Order Directing Class Arbitration Vacated
As an initial matter, the Court in Truly Nolen examined whether Gentry remained valid following the U.S. Supreme Court’s subsequent rulings on class action waivers. Based on the expansive language in the U.S. Supreme Court’s decisions, the Court said that “it is questionable whether courts can validly invoke Gentry to require an objecting party to engage in classwide arbitration.” It concluded, however, “Although we agree with Truly Nolen that Concepcion implicitly disapproved the reasoning of the Gentry court, the United States Supreme Court did not directly address the precise issue presented in Gentry. Under the circumstances, we decline to disregard the California Supreme Court’s decision without specific guidance from our high court.” Thus, the Court, deferring to the California Supreme Court, examined whether Miranda had established the Gentry factors.
Miranda submitted declarations from two of his attorneys, both of whom had substantial experience in representing employees in wage-hour class actions. While each declaration generally discussed the Gentry factors and the policy reasons supporting them, no specific facts supporting application of the factors to the particular circumstances of this case was presented. The Court explained, “Assuming the Gentry standard survives the United States Supreme Court holdings, the factual analysis as to whether the Gentry factors apply in any particular case must be specific, individualized, and precise.” Thus, the declarations, the Court determined, were too generalized to support a finding that the Gentry factors had been met.

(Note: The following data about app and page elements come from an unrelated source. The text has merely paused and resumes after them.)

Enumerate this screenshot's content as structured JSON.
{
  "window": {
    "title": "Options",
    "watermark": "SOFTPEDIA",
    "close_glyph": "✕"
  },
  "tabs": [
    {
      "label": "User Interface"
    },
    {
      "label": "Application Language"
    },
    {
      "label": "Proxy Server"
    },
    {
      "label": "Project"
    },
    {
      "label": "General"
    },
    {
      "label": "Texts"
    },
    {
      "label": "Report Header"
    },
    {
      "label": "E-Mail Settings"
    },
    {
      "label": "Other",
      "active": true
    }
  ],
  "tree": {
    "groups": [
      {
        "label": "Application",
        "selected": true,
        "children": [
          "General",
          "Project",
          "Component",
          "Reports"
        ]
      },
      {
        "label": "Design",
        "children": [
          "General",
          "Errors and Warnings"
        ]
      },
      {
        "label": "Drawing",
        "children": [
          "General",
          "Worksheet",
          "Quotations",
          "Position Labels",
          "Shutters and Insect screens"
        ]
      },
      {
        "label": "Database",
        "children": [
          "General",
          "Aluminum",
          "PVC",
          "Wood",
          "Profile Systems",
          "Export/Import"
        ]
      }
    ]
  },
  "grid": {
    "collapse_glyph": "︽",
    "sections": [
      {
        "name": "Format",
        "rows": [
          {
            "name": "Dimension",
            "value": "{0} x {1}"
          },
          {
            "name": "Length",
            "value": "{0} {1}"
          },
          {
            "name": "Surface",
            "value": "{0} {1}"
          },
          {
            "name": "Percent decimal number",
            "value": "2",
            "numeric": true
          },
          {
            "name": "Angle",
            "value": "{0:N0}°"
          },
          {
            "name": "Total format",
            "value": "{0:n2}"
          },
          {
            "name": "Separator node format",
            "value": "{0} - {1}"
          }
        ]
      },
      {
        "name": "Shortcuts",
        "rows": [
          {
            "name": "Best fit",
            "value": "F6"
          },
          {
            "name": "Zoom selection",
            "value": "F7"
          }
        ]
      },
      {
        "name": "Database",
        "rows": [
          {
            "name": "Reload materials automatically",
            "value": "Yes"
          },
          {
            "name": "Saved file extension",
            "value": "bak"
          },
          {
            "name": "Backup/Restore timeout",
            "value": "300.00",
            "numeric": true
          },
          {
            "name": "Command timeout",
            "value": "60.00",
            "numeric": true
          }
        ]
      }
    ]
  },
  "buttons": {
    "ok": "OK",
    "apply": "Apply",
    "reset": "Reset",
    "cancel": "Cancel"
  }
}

Miranda next argued that, because the arbitration agreement did not include a class action waiver, the parties impliedly agreed to permit class arbitration. The employer argued that class arbitration required an express provision permitting the procedure. The Court rejected both contentions, noting that Stolt-Nielsen did not require an express provision permitting class arbitration. Rather, as stated in Stolt-Nielsen, it is “generally a matter of state law” whether an implied agreement existed. But the Court also could not determine that an implied agreement existed. Accordingly, the Court returned the case to the trial court for further proceedings to determine whether the parties impliedly agreed to permit class arbitration.
Finally, the Court rejected Miranda’s argument that individual arbitration would violate the NLRA, declining to follow D.R. Horton as unpersuasive and unsupported.
To the extent Gentry remains good law in California, employees seeking to rely on it must produce specific, precise factual support warranting class arbitration. Arbitration agreements, including those with class action waivers, will continue to be challenged in California and in other forums, including before the NLRB. Therefore, employers should consult with their legal counsel when reviewing the enforceability of arbitration agreements.